Businesses that have a Windows 7 install base can take advantage of Windows XP Mode, a component that enables users to run custom applications requiring Windows XP. A virtual machine can actually improve security, said Jason Hicks, a senior security consultant at FishNet Security. Hicks said some firms could also consider client-based virtual machine workstations as a migration option. It gives IT more control and bolsters security by spinning up virtual instances for end users that can be quickly terminated if a threat is detected.

ATM Risk Is Minimal

Contrary to the doomsday or Y2K-like predictions of a serious attack targeting Automated Teller Machines, security experts told CRN that the threat is overblown. ATMs run a lightweight, embedded version of Windows XP that lacks many of the features and capabilities commonly exploited by attackers. Many ATMs also are protected with custom whitelisting software, locking down the tiny environment. Any code attempting to execute that would not likely trigger the machine to go offline, said FishNet Security’s Hicks. Up until now, Hicks said most threats against ATMs have been theoretical, and most documented attacks require local access to the system.

Windows XP Final Update

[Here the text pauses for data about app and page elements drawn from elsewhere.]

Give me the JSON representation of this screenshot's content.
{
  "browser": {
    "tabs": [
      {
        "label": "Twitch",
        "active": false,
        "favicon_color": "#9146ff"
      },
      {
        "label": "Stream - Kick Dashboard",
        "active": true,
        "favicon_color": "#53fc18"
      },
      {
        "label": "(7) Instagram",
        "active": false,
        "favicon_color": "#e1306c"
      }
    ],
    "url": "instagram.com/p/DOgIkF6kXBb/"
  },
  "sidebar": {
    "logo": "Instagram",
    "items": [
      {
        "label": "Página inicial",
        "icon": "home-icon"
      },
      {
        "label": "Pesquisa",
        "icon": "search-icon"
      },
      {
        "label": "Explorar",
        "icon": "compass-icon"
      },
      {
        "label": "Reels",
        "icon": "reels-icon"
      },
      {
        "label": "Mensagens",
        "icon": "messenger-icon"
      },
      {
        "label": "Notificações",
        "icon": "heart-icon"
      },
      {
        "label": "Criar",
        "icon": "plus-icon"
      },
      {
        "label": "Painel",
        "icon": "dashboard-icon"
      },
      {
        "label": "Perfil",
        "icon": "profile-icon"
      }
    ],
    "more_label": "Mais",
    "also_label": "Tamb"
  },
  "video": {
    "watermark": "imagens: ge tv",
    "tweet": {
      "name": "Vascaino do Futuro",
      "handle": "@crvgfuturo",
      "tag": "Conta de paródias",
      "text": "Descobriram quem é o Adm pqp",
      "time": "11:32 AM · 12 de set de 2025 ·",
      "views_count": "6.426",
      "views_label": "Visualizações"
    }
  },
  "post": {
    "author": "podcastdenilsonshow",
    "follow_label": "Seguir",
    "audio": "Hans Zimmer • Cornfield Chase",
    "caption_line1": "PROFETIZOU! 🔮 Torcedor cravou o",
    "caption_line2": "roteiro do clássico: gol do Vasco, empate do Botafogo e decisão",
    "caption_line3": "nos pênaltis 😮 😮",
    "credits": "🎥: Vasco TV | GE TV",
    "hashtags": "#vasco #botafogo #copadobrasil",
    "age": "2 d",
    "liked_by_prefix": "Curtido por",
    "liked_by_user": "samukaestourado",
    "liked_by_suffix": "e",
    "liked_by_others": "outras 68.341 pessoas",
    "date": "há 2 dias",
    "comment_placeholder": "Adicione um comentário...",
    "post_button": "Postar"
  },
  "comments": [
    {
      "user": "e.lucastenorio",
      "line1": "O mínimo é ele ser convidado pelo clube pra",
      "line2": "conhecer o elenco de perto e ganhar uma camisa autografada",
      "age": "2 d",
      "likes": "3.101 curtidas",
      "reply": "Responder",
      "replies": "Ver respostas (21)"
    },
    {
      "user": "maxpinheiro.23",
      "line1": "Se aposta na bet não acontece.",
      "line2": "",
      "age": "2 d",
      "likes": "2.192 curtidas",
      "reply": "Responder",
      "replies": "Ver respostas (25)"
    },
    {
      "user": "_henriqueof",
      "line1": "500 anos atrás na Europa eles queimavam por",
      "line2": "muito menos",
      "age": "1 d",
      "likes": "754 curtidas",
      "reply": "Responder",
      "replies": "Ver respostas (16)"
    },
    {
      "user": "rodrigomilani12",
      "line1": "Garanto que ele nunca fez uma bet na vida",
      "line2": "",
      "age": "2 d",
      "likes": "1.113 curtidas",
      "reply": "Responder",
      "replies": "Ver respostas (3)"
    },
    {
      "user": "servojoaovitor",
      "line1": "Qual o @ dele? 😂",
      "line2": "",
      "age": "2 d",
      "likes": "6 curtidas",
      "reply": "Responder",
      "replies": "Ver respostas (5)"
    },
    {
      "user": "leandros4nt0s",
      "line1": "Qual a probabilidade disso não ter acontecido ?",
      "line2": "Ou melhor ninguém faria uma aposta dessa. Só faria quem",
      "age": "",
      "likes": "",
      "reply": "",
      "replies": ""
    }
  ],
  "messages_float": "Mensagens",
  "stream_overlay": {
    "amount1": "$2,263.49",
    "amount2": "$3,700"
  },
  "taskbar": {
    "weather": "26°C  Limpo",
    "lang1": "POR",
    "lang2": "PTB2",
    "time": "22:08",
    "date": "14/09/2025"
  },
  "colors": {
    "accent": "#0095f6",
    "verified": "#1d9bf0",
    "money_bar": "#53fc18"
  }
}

Businesses running the software past the April 8 deadline should ensure that the final update is applied. Security experts recommend that end users use the Google Chrome or Mozilla Firefox browsers rather than Internet Explorer, because cybercriminals are more likely to target the Microsoft browser running on Windows XP past the operating system's retirement date. Google and Mozilla will support Chrome and Firefox on Windows XP through 2015.

Antivirus Software Will Run

The security industry often criticizes the effectiveness of antivirus software, but it remains a valuable layer of protection. It will be critical for businesses to ensure that endpoint systems still running Windows XP past April 8 are running antivirus software, and that it is fully updated with the latest malware signatures. Nearly all the top antivirus vendors will continue to provide antimalware support for Windows XP PCs. The software should be configured to provide the maximum level of protection on end-user systems.

Microsoft Office Needs Updating

If Windows XP systems have Microsoft Office installed, ensure that the software is fully patched, said security vendor F-Secure. Microsoft said it was also ending support for Office 2003. In its latest threat report, the firm advises businesses to lock down the security options tightly in Office. The ubiquitous Flash software will run by default if embedded in documents, and is often a technique used by cybercriminals to exploit vulnerabilities on PCs.

Third-Party Software Support

Third-party applications and browser components are often poorly maintained and contain software vulnerabilities. To lower the risk of a successful attack, F-Secure recommends PC owners uninstall the software. Disable or uninstall browser plugins and set browsers to "always ask" when opening files, such as Adobe PDFs.

Best Defense Is Educated End Users

Attackers often target the human element during the first phase. Many phishing messages are difficult to spot, but educated end users will be more suspicious of unsolicited email messages containing links and file attachments, security experts told CRN. The security culture within an organization cannot be changed overnight, but most successful user awareness programs don’t rely solely on a single web-based computer test. Programs need strong leadership and executive buy-in, said Caroline Wong, author of "Security Metrics: A Beginner's Guide," and security initiatives director at software security firm Cigital. For best results, training needs to be sustained over time, Wong said.